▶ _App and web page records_

=== Begin Enclosure ===

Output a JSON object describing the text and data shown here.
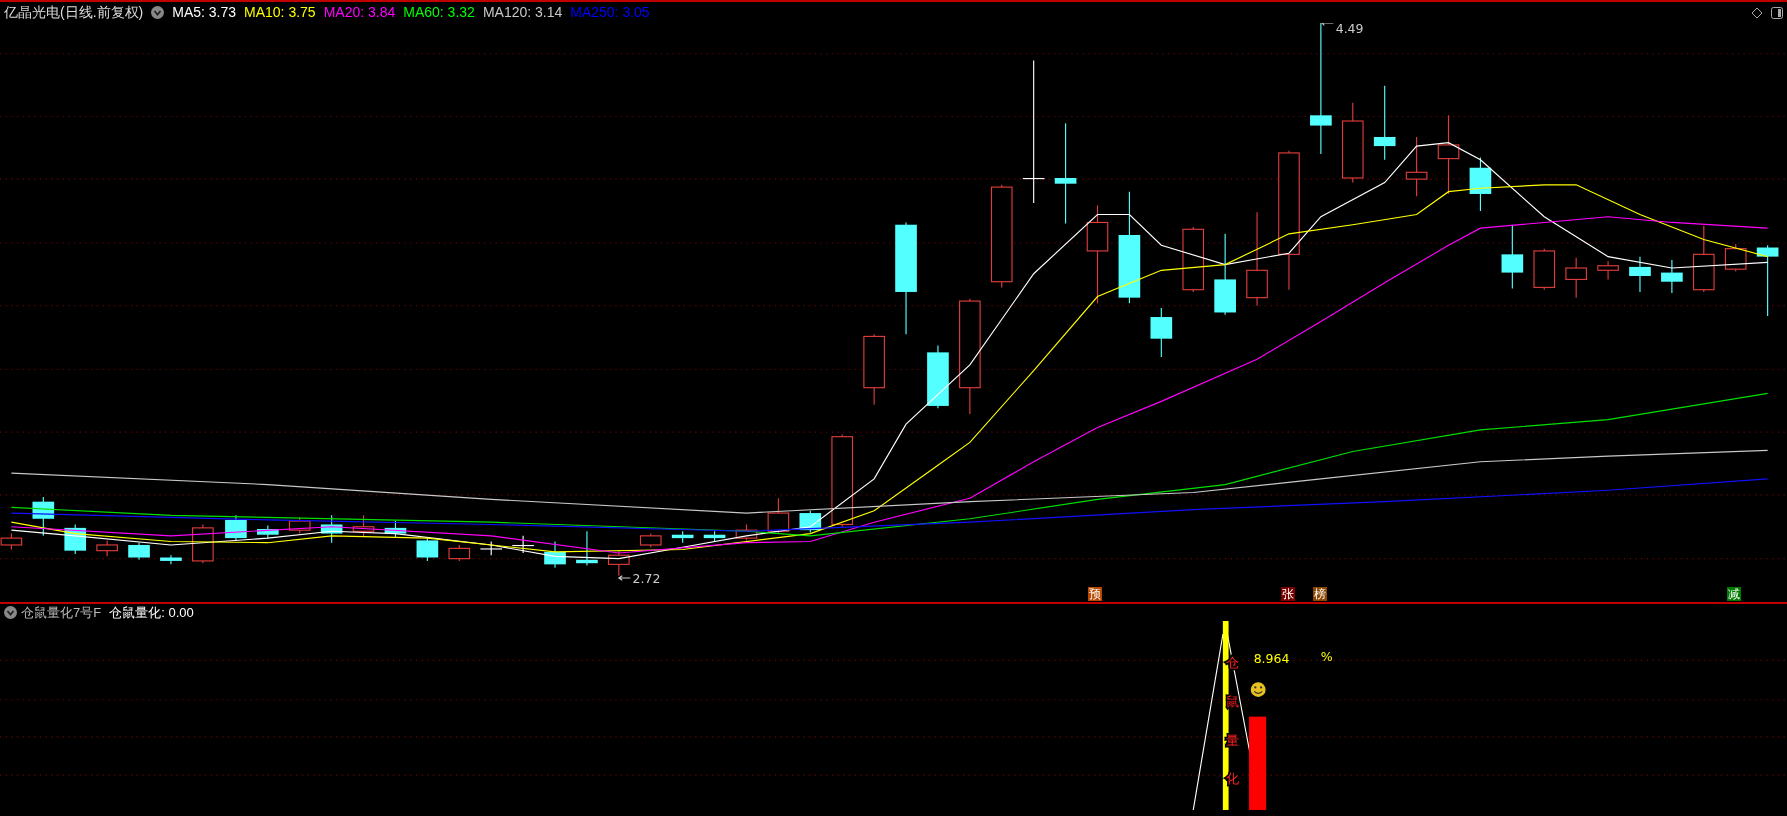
{
  "header": {
    "title": "亿晶光电(日线.前复权)",
    "moving_averages": [
      {
        "label": "MA5: 3.73",
        "color": "#ffffff"
      },
      {
        "label": "MA10: 3.75",
        "color": "#ffff00"
      },
      {
        "label": "MA20: 3.84",
        "color": "#ff00ff"
      },
      {
        "label": "MA60: 3.32",
        "color": "#00ff00"
      },
      {
        "label": "MA120: 3.14",
        "color": "#c8c8c8"
      },
      {
        "label": "MA250: 3.05",
        "color": "#0000ff"
      }
    ]
  },
  "price_chart": {
    "high_label": "4.49",
    "low_label": "2.72",
    "signals": [
      {
        "text": "预",
        "color": "#b84a00"
      },
      {
        "text": "张",
        "color": "#7a0000"
      },
      {
        "text": "榜",
        "color": "#8a4500"
      },
      {
        "text": "减",
        "color": "#007a00"
      }
    ]
  },
  "indicator": {
    "name": "仓鼠量化7号F",
    "reading": "仓鼠量化: 0.00",
    "value": "8.964",
    "unit": "%",
    "vertical_text": "仓鼠量化"
  }
}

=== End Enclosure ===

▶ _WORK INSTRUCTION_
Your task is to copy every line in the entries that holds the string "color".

▶ _ANSWER FOR THE TASK_
        "color": "#ffffff"
        "color": "#ffff00"
        "color": "#ff00ff"
        "color": "#00ff00"
        "color": "#c8c8c8"
        "color": "#0000ff"
        "color": "#b84a00"
        "color": "#7a0000"
        "color": "#8a4500"
        "color": "#007a00"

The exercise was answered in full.